_Problem to solve_
In the entries below, work out how many lines include "this", and write only that number.

_Records provided_
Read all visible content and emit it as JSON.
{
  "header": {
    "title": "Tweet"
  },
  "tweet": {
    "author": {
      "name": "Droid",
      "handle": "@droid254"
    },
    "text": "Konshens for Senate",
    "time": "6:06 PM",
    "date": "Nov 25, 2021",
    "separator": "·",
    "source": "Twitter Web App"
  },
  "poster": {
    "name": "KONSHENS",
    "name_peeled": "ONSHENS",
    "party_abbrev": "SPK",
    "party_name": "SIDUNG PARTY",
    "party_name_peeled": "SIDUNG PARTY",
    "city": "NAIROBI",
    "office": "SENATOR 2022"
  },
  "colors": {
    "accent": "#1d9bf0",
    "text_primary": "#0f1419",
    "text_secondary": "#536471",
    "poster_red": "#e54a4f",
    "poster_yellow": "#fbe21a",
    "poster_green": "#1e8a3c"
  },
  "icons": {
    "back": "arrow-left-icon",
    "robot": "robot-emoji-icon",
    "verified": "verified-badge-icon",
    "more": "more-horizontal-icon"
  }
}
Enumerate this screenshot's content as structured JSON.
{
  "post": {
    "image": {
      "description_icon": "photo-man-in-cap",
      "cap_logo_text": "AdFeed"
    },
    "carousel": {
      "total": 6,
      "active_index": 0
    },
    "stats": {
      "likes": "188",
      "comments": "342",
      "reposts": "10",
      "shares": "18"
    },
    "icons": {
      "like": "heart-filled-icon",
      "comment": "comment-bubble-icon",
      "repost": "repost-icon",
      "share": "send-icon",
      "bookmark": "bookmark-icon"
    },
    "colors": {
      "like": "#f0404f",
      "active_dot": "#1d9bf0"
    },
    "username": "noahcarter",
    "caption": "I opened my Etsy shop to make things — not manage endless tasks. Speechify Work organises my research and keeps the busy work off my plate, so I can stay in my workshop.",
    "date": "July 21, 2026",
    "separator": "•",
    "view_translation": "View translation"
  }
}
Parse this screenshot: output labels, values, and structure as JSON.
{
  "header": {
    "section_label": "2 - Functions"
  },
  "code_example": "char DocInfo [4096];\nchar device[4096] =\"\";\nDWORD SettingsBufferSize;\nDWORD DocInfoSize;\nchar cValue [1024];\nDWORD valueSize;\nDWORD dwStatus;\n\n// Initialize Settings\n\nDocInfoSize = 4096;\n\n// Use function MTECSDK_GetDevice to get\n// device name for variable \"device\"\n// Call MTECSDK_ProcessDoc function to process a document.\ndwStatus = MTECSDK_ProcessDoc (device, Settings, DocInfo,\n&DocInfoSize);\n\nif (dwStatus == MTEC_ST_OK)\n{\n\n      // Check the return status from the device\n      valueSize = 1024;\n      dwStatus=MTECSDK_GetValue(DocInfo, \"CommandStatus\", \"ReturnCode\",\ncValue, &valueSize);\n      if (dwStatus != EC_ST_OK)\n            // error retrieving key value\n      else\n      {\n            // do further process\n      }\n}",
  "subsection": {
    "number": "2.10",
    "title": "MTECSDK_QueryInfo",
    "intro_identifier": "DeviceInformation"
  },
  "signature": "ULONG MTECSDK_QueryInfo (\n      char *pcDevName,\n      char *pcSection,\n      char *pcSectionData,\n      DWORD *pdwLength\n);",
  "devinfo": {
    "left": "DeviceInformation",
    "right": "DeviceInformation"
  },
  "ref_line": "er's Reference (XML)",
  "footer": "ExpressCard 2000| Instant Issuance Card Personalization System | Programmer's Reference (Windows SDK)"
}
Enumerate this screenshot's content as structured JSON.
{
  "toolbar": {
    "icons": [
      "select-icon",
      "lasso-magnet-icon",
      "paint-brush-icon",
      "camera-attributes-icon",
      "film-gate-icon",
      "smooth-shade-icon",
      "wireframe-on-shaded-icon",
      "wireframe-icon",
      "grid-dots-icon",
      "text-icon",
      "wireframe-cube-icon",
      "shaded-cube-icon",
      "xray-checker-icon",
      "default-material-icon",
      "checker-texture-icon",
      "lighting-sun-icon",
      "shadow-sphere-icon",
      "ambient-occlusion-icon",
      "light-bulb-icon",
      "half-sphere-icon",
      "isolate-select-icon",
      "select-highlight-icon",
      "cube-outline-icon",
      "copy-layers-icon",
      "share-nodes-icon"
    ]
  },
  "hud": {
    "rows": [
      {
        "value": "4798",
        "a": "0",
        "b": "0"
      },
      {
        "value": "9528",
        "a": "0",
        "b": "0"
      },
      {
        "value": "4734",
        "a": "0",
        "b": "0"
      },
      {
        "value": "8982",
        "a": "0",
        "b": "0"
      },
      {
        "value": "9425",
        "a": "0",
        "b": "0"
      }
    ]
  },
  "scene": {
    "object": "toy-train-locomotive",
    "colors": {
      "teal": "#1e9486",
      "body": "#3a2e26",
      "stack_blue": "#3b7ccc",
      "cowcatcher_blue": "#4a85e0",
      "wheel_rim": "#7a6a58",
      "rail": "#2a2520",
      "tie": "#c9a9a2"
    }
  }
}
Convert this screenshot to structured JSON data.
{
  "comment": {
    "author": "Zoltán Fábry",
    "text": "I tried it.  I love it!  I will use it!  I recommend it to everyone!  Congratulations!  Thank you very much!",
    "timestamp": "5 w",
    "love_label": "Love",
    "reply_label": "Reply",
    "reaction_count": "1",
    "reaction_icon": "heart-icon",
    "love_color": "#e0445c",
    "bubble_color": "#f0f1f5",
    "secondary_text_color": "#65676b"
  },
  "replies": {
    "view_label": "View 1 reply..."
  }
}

_Task result_
4